Rules? There are none. Just send us your very best two lines. We’ll choose the best three and feature them in our upcoming Summer 2017 ebook.
Winners will be announced on (you guessed it) February 22nd. No time to lose! Send us your two line poem/story to DyingDahliaReview@gmail.com or simply #DyingDahlia on Facebook or Twitter.
It’s here! Our Winter 2017 ebook! Featuring 14 talented women writers. It is a must read! Follow the links below to purchase your copy at the retailer of your choice.
Barnes & Noble
(Search for “Dying Dahlia Review”)
This is Bad
I’m not quite sure how to tell this story—so I will start at the beginning, the way they teach little kids to tell their stories.
I was ringing up this guy, for his two forties and pack of cigs, at the gas station, and he’s looking at me all funny. I’m waiting for him to do something Bad and he’s sitting there all calm, and I’m just ringing him up. There’s that little room right behind me and I’m trying to sot of angle myself toward it—a room with bullet proof glass and a telephone. He’s super calm, but I figure that doesn’t mean he won’t do something Bad.
On the day of her release from the looney bin, Dawn waited on the hospital’s circular driveway, blinking in the sunlight until Tonya’s minivan appeared, and off they went to get eyelash extensions. Tonya said it would cheer Dawn up to look in a mirror through a curtain of eyelashes that would make her look like a robotic doll or a cartoon deer. Anyway, it would be an adventure – something to take Dawn’s mind off her divorce and all of the reasons for it, whose names were Rebecca, Shannon, and Jennifer.
Hello dearest readers!
We are back after our month long vacation AKA drinking pumpkin spice lattes while eating pumpkin spice bread with a scoop of pumpkin spice ice cream and shopping for pumpkin decorations while wearing pumpkin themed shirts.
Just kidding. Kind of.
Billy and I pulled into the parking lot of the home, after driving four hours, to pick up my mother. I hadn’t seen her in over 15 years. I was married back then to a man who rivaled her insanity, a different man than the better man that had just driven with me to pick her up. So Billy had never had the pleasure of meeting her.
“Well, here we are,” I said. “Are you ready?”
Work of Art
She disrobed for him. The luna tattoo on her bottom half moved as if waving to the sky. She felt awkward at first, disrobing in front of strangers. Then oddly enough, the feeling would melt away like a good grilled-cheese sandwich; the crusts crispy enough and her attitude, just the right amount of spunk for this type of photo shoot. When she first started modeling, she told herself, I have limitations, no nudes. She believed she had standards, but quickly they dissipated just like her clothes.
She moved her body at just the right angle – the light hitting the moon and her pale face to make it look like they were both glowing. Chin up, sister, she told herself, you look good – hot, even, and it won’t take but a few hours to get this session done.

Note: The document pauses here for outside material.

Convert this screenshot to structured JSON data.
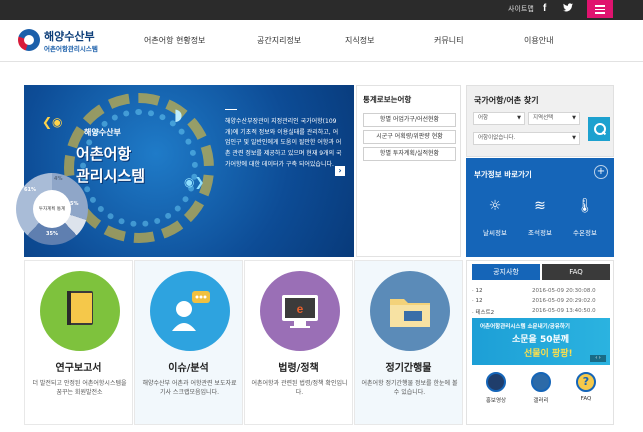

The photographer moved parts of her to fill in the frame of his lens. He had a vision and he’d fulfill it, at whatever cost. He was an artist and he needed models who understood that. He liked this girl, because she was professional, knew how to listen to direction, a natural too. She exuded both confidence and humility, grace and passion. Even with her abundance of talent, he would still need time to make it work. He moved her right arm above her head, lifted her chin even higher, spread her legs apart.
It had been ten years since she lost the baby. She mourned that day with ferocity.
Maybe it was the memory of the way Dan looked at her when he picked her up afterward, or the thought that once there was life inside of her and from that experience came nothing. Whatever the reason, every year on December 17th, she marked the anniversary by locking herself in her room and wondering what could have been. This year, on the tenth year since, it was no different than usual. Amanda wouldn’t even get out of bed.